(CN) – Mississippi uses tax dollars to fund an “overtly religious event” through its annual abstinence-only-until-marriage summit for teen-agers, say three students who attended the events. In their federal complaint, all three teens say they “plan to attend the annual summit in the future” and are “offended by the religious content of the summit.”
The three teen-agers, one of who sued anonymously through his parent, also anonymous, raise constitutional objections to “the annual abstinence-only-until marriage summit held at the Jackson Coliseum.” They say that spending tax money on the program is a government endorsement of Christianity.
Named as defendants Mississippi Department of Human Services Executive Director Don Thompson, and Cheryl Sparkman, executive director of the Division of Economic Assistance division.
Mississippi began holding the annual summit five years ago as part of National Teen Pregnancy Prevention Month, with sponsorship from the state’s “‘Just Wait’ Abstinence Unit,” a creature of the economic assistance division of the human services department.
According to the complaint in Jackson Federal Court, the department uses federal abstinence-only funds to pay for speakers and other costs of the summit.
Mississippi collected $1.4 million annually in fiscal years 2007 and 2008 from that fund.
The federal government has spent more than $1.3 billion on abstinence programs since 1997, according to testimony at a 2008 meeting of the House Committee on Oversight and Government Reform. But statistics from the Centers for Disease Control and Prevention show a rise in the teen pregnancy rate in 2006 – the first such increase in 15 years.

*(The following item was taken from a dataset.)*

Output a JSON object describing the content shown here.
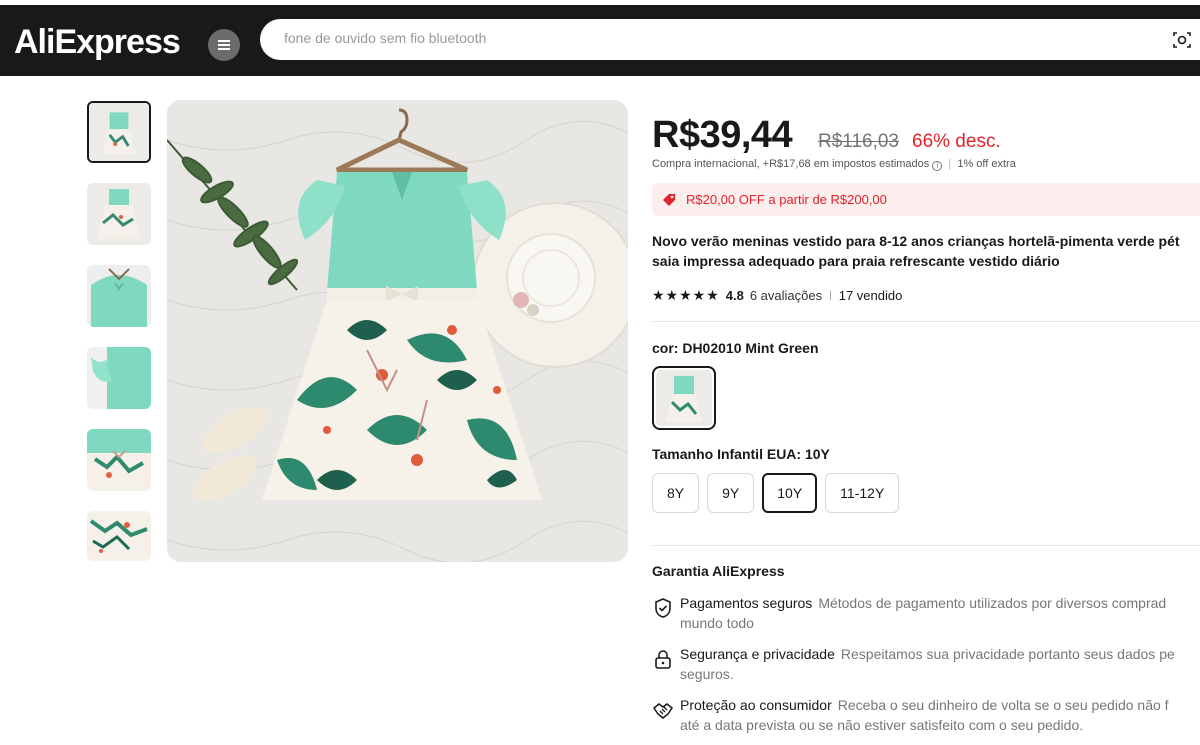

The Obama administration has pledged to direct 75 percent of teen pregnancy prevention funding to programs that have been “demonstrated by rigorous research to prevent teen pregnancy.”
The Senate is scheduled to vote this month on a $163.1 billion appropriations bill that provides zero funding for abstinence-only programs.

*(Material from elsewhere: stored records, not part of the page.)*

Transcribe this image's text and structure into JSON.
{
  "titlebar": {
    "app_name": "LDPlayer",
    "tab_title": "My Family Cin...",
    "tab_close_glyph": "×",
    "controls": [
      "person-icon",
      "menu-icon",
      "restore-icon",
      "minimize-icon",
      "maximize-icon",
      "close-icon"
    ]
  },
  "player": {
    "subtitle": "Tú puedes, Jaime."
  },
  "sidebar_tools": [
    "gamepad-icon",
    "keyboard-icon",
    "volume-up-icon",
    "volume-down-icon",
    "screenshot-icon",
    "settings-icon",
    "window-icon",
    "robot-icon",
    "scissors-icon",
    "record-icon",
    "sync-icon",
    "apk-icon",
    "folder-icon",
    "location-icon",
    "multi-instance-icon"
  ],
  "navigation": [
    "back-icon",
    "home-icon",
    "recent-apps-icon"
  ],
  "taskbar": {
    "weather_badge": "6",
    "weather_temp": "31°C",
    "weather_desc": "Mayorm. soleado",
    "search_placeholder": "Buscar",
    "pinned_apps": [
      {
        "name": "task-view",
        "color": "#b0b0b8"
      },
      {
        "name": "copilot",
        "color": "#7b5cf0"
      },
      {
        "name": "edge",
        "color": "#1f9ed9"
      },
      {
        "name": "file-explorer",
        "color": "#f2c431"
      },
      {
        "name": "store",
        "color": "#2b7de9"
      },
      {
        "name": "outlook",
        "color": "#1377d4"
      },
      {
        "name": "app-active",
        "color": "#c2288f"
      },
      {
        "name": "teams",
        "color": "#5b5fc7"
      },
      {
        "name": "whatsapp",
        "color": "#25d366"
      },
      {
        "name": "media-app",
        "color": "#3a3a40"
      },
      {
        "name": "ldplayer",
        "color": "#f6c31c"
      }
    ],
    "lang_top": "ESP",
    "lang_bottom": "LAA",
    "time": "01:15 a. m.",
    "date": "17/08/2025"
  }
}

According to the three students’ complaint, previous teen summits have begun with a pastor-led invocation, music from a Gospel choir and speeches laced with Christian themes.
The plaintiffs say that a sitting Mississippi judge addressed the audience at the 2008 summit with a lengthy presentation about the 10 Commandments, saying that just as God teaches men to abstain from killing, stealing and lying, he also wants them to abstain from “promiscuous sex.”

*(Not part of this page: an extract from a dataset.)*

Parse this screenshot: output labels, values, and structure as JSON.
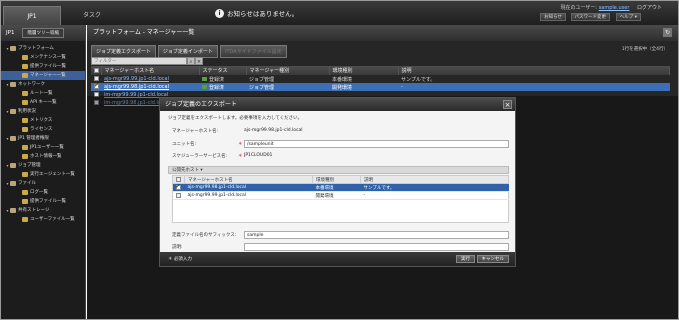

The students seek declaratory relief and an injunction to keep the defendants from including religious messages in state-funded events. They are represented by Kristy Bennett of the American Civil Liberties Union of Mississippi.